The Little White House Up on the Hill

It wasn't really ever my house. I only borrowed it. But my husband, he grew up in it. From his birth to the birth of his daughter, he never lived anywhere else. The little white house up on the hill was more than just his family's home; it was a part of who he is.

It was the very first place we lived in as a couple. It's the place I pretended to be a wife, learned what it meant to be a woman, it's the house where I rocked my first infant asleep when I brought her home from the hospital.

The floors, they were old and crooked by the time I was in charge of cleaning them. The linoleum stained and yellowing, perpetually dirty. Green shag rug added a certain charm to the old farmhouse. Handmade kitchen cupboards were stained by time and grease and rust lined the porcelain sink and the tub.

At the top of the shag-covered stairs, there was a stray bullet hole from a rogue hunter's rifle. Every time I passed by it I was tempted to trace the circular outline with my fingertips and I'd shudder with the weight of my own mortality.

The little white house up on the hill, with it's sloped ceilings and the wooden beam. Underneath the big bay window there was a hole in the wall where my husband accidentally put the forks of the tractor bucket through the house. In the ceiling in the living room there was a patch mark from when he was a teenager and was showing off how high he could jump. He put his head through the dry wall.

My daughter had her first accident there, tossed down the stairs one night when she was three weeks old. Her father, weary from lack of sleep, carrying her up to her crib, stepped on the tomcat that laid strewn out on the step. The cat screamed, Boo swore, and the baby was flying. Time suddenly froze. I couldn't get to her quick enough. She landed with a soft thud on the carpeted floor, no worse for wear but her two parents frightened enough for a lifetime. That was the first time I spent the night in the hospital because of my child. It was not to be my last.

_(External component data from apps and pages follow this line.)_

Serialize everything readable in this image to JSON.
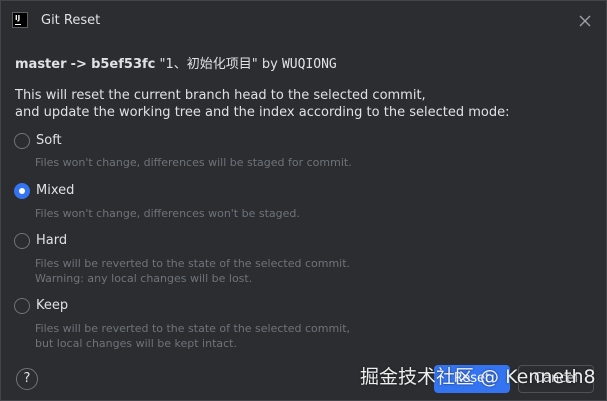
{
  "window": {
    "title": "Git Reset",
    "app_icon": "intellij-idea-icon",
    "close_icon": "close-icon"
  },
  "commit": {
    "branch": "master",
    "arrow": "->",
    "hash": "b5ef53fc",
    "message": "\"1、初始化项目\"",
    "by": "by",
    "author": "WUQIONG"
  },
  "description": {
    "line1": "This will reset the current branch head to the selected commit,",
    "line2": "and update the working tree and the index according to the selected mode:"
  },
  "modes": [
    {
      "label": "Soft",
      "selected": false,
      "hint_lines": [
        "Files won't change, differences will be staged for commit."
      ]
    },
    {
      "label": "Mixed",
      "selected": true,
      "hint_lines": [
        "Files won't change, differences won't be staged."
      ]
    },
    {
      "label": "Hard",
      "selected": false,
      "hint_lines": [
        "Files will be reverted to the state of the selected commit.",
        "Warning: any local changes will be lost."
      ]
    },
    {
      "label": "Keep",
      "selected": false,
      "hint_lines": [
        "Files will be reverted to the state of the selected commit,",
        "but local changes will be kept intact."
      ]
    }
  ],
  "footer": {
    "help_label": "?",
    "reset_label": "Reset",
    "cancel_label": "Cancel"
  },
  "watermark": "掘金技术社区 @ Kenneth8",
  "colors": {
    "background": "#2b2d30",
    "text": "#dfe1e5",
    "hint_text": "#6f737a",
    "accent": "#3574f0"
  }
}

When I got home the next day the cat was once again sprawled on the same stair with no remorse.

Wedding plans and baby names were discussed. Dreams deliberated, promises made. A new family was birthed, once again, within the walls of the tiny white house up on the hill.

She wasn't my house, not really, although at one point I desperately wanted her to be. I only borrowed her for a short while. But it was in that heartbeat of time my dreams came true. I had Boo and a family, and I became a thread in the tapestry of history of the little white house up on the hill.

Eventually my husband and I had to push our dreams aside and we left to chase new ones, but there was always a softness in our hearts for the house my husband grew up in, the house that helped create our family.

Time is a cruel mistress and like people, the small white house up on the hill grew frail and decrepit. Her bones creaked under the weight of old memories and weakened wood. Time stops for no one, for no house.

With every pinch of the claw, the dreams of so many were laid to rest. The letting go was loud and rough and violent.

In the end, there was nothing left but dust and dirty cheeks marred with an odd tearstain. The small white house on the hill; ashes, a photograph to fade, a memory of time forgotten.

I won't forget. And I know my mother-in-law won't either. Thank you for sharing the little white house up on the hill with me.